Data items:
# # # # #
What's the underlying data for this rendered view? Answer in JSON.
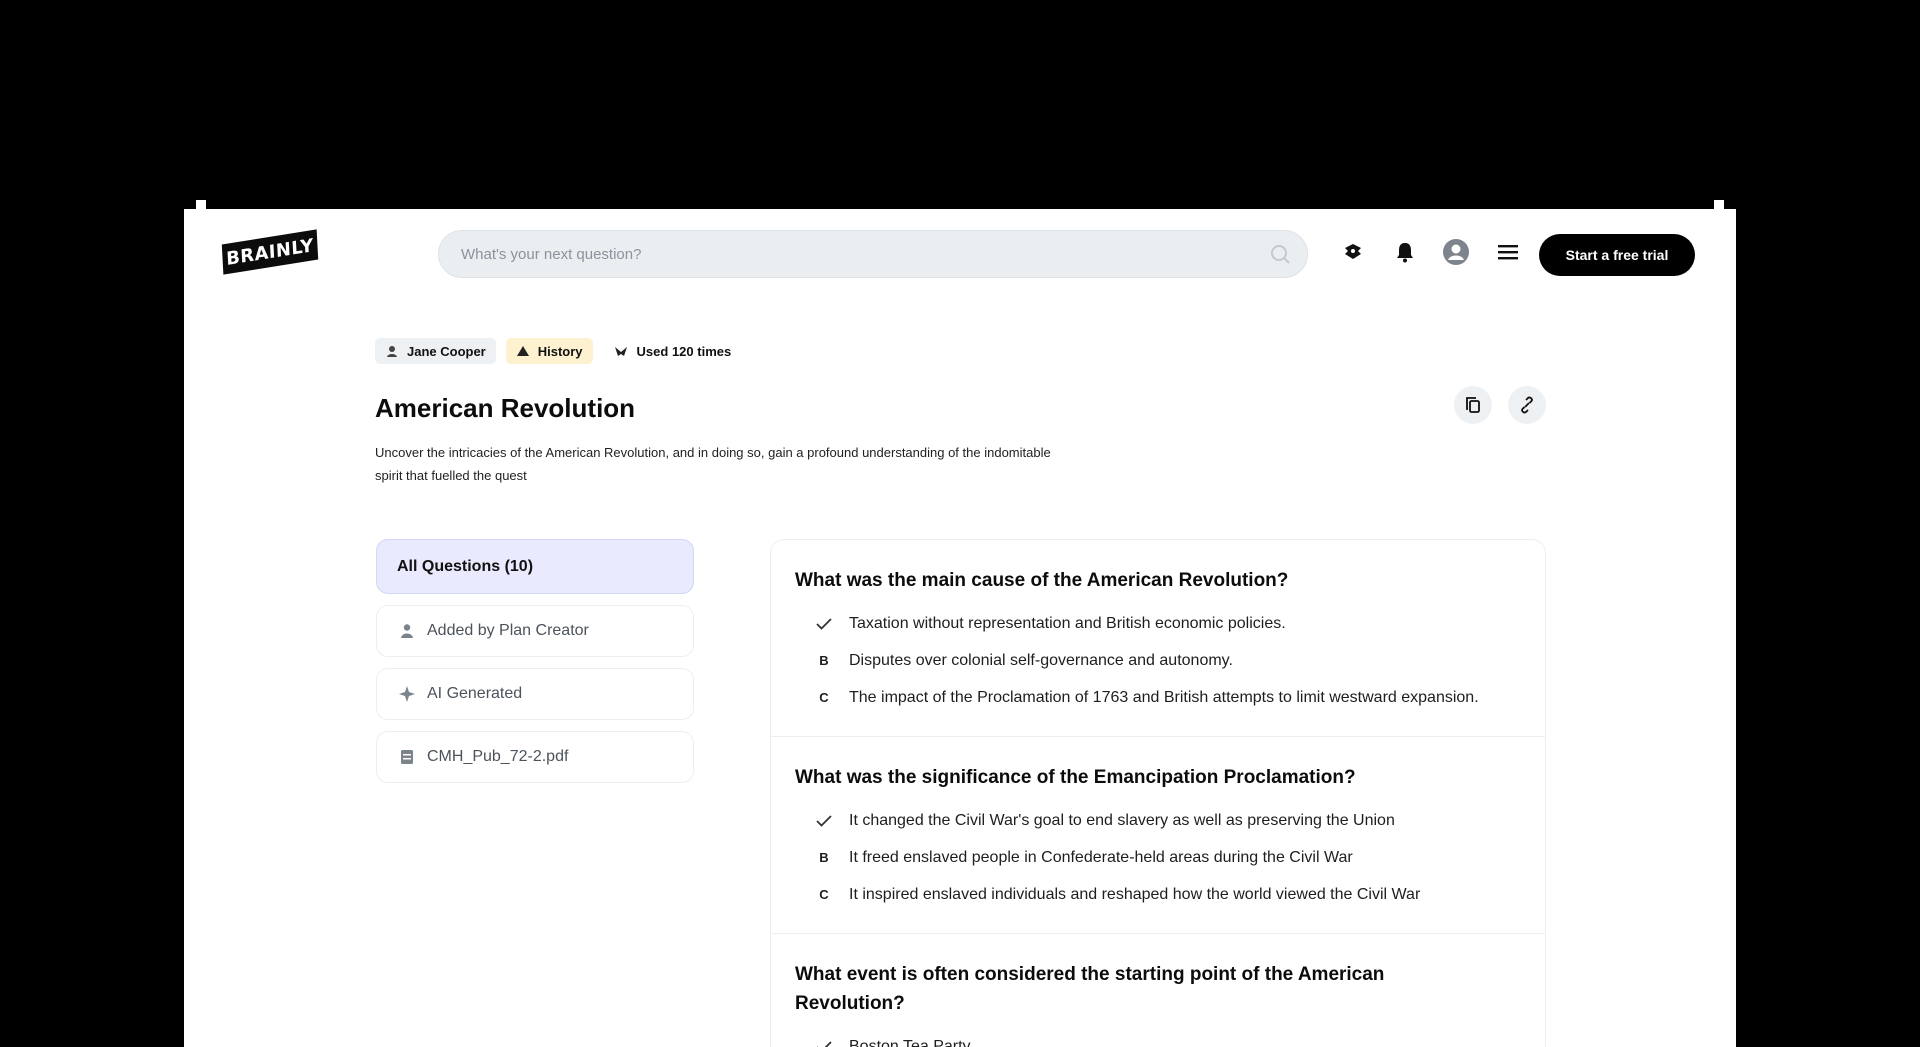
{
  "header": {
    "logo_text": "BRAINLY",
    "search_placeholder": "What's your next question?",
    "cta_label": "Start a free trial"
  },
  "meta": {
    "author": "Jane Cooper",
    "subject": "History",
    "usage": "Used 120 times"
  },
  "page": {
    "title": "American Revolution",
    "description": "Uncover the intricacies of the American Revolution, and in doing so, gain a profound understanding of the indomitable spirit that fuelled the quest"
  },
  "filters": [
    {
      "label": "All Questions (10)",
      "icon": "none",
      "active": true
    },
    {
      "label": "Added by Plan Creator",
      "icon": "person-icon",
      "active": false
    },
    {
      "label": "AI Generated",
      "icon": "sparkle-icon",
      "active": false
    },
    {
      "label": "CMH_Pub_72-2.pdf",
      "icon": "file-icon",
      "active": false
    }
  ],
  "questions": [
    {
      "text": "What was the main cause of the American Revolution?",
      "options": [
        {
          "mark": "check",
          "text": "Taxation without representation and British economic policies."
        },
        {
          "mark": "B",
          "text": "Disputes over colonial self-governance and autonomy."
        },
        {
          "mark": "C",
          "text": "The impact of the Proclamation of 1763 and British attempts to limit westward expansion."
        }
      ]
    },
    {
      "text": "What was the significance of the Emancipation Proclamation?",
      "options": [
        {
          "mark": "check",
          "text": "It changed the Civil War's goal to end slavery as well as preserving the Union"
        },
        {
          "mark": "B",
          "text": "It freed enslaved people in Confederate-held areas during the Civil War"
        },
        {
          "mark": "C",
          "text": "It inspired enslaved individuals and reshaped how the world viewed the Civil War"
        }
      ]
    },
    {
      "text": "What event is often considered the starting point of the American Revolution?",
      "options": [
        {
          "mark": "check",
          "text": "Boston Tea Party"
        }
      ]
    }
  ]
}
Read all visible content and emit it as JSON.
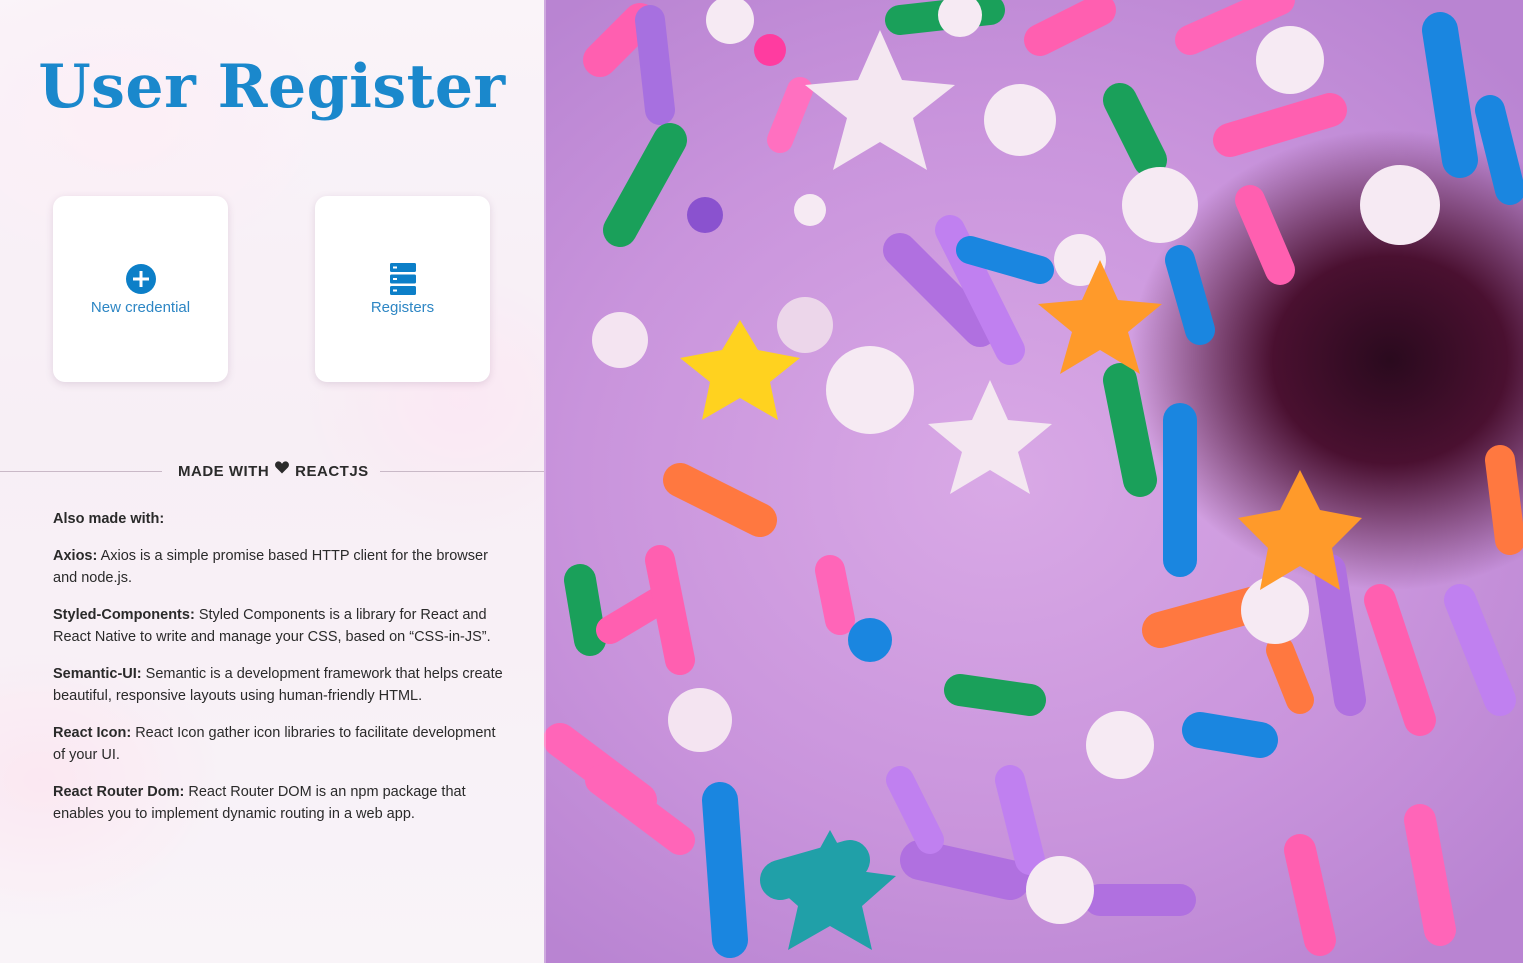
{
  "header": {
    "title": "User Register"
  },
  "cards": [
    {
      "label": "New credential",
      "icon": "plus-circle-icon"
    },
    {
      "label": "Registers",
      "icon": "server-icon"
    }
  ],
  "made_with": {
    "prefix": "MADE WITH",
    "icon": "heart-icon",
    "suffix": "REACTJS"
  },
  "also_made": {
    "heading": "Also made with:",
    "libs": [
      {
        "name": "Axios:",
        "desc": "Axios is a simple promise based HTTP client for the browser and node.js."
      },
      {
        "name": "Styled-Components:",
        "desc": "Styled Components is a library for React and React Native to write and manage your CSS, based on “CSS-in-JS”."
      },
      {
        "name": "Semantic-UI:",
        "desc": "Semantic is a development framework that helps create beautiful, responsive layouts using human-friendly HTML."
      },
      {
        "name": "React Icon:",
        "desc": "React Icon gather icon libraries to facilitate development of your UI."
      },
      {
        "name": "React Router Dom:",
        "desc": "React Router DOM is an npm package that enables you to implement dynamic routing in a web app."
      }
    ]
  },
  "colors": {
    "accent": "#1a88cc",
    "card_label": "#2d86c4",
    "icon_blue": "#0c7fc8",
    "text": "#2a2a2a"
  }
}
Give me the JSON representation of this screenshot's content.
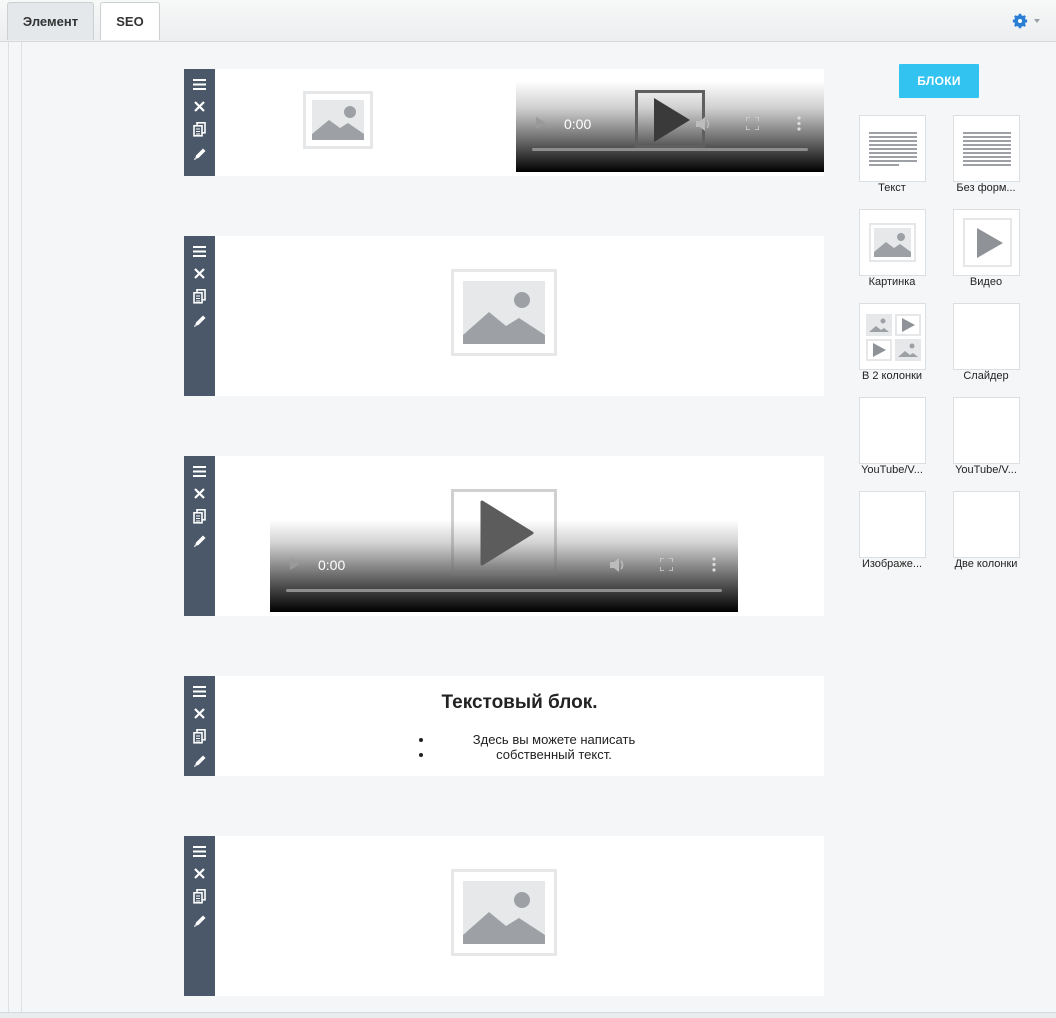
{
  "tabs": [
    {
      "label": "Элемент",
      "active": true
    },
    {
      "label": "SEO",
      "active": false
    }
  ],
  "editor": {
    "video_time": "0:00",
    "text_block": {
      "title": "Текстовый блок.",
      "items": [
        "Здесь вы можете написать",
        "собственный текст."
      ]
    }
  },
  "panel": {
    "button_label": "БЛОКИ",
    "tiles": [
      {
        "label": "Текст",
        "icon": "text-lines-icon"
      },
      {
        "label": "Без форм...",
        "icon": "text-lines-icon"
      },
      {
        "label": "Картинка",
        "icon": "image-icon"
      },
      {
        "label": "Видео",
        "icon": "play-icon"
      },
      {
        "label": "В 2 колонки",
        "icon": "two-columns-icon"
      },
      {
        "label": "Слайдер",
        "icon": ""
      },
      {
        "label": "YouTube/V...",
        "icon": ""
      },
      {
        "label": "YouTube/V...",
        "icon": ""
      },
      {
        "label": "Изображе...",
        "icon": ""
      },
      {
        "label": "Две колонки",
        "icon": ""
      }
    ]
  },
  "colors": {
    "accent": "#32c3f0",
    "toolbar": "#4a5869",
    "gear": "#2a7fd4"
  }
}
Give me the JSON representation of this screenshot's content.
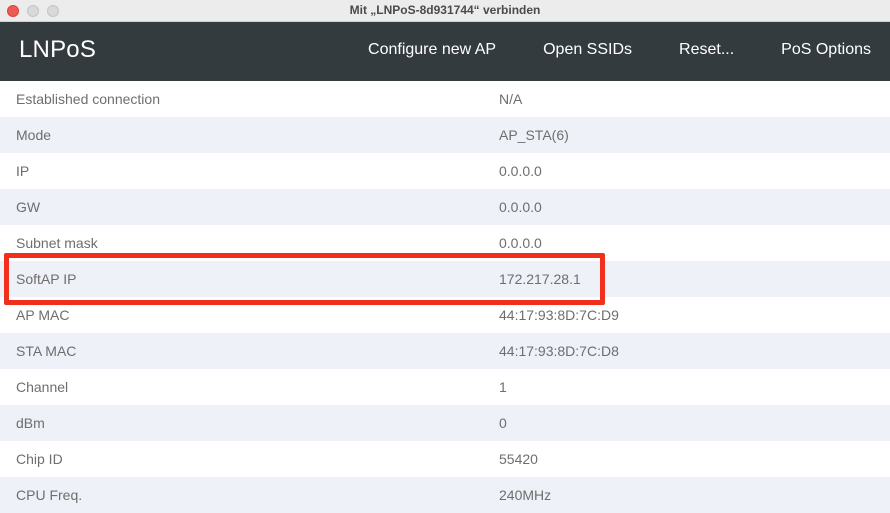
{
  "window": {
    "title": "Mit „LNPoS-8d931744“ verbinden"
  },
  "navbar": {
    "brand": "LNPoS",
    "links": [
      "Configure new AP",
      "Open SSIDs",
      "Reset...",
      "PoS Options"
    ]
  },
  "info_table": {
    "rows": [
      {
        "label": "Established connection",
        "value": "N/A"
      },
      {
        "label": "Mode",
        "value": "AP_STA(6)"
      },
      {
        "label": "IP",
        "value": "0.0.0.0"
      },
      {
        "label": "GW",
        "value": "0.0.0.0"
      },
      {
        "label": "Subnet mask",
        "value": "0.0.0.0"
      },
      {
        "label": "SoftAP IP",
        "value": "172.217.28.1"
      },
      {
        "label": "AP MAC",
        "value": "44:17:93:8D:7C:D9"
      },
      {
        "label": "STA MAC",
        "value": "44:17:93:8D:7C:D8"
      },
      {
        "label": "Channel",
        "value": "1"
      },
      {
        "label": "dBm",
        "value": "0"
      },
      {
        "label": "Chip ID",
        "value": "55420"
      },
      {
        "label": "CPU Freq.",
        "value": "240MHz"
      }
    ]
  },
  "colors": {
    "navbar_bg": "#333b3f",
    "highlight": "#f0301c",
    "row_stripe": "#eef1f7"
  }
}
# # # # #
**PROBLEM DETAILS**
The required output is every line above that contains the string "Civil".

**FINISHED TASK**
          "text": "It changed the Civil War's goal to end slavery as well as preserving the Union"
          "text": "It freed enslaved people in Confederate-held areas during the Civil War"
          "text": "It inspired enslaved individuals and reshaped how the world viewed the Civil War"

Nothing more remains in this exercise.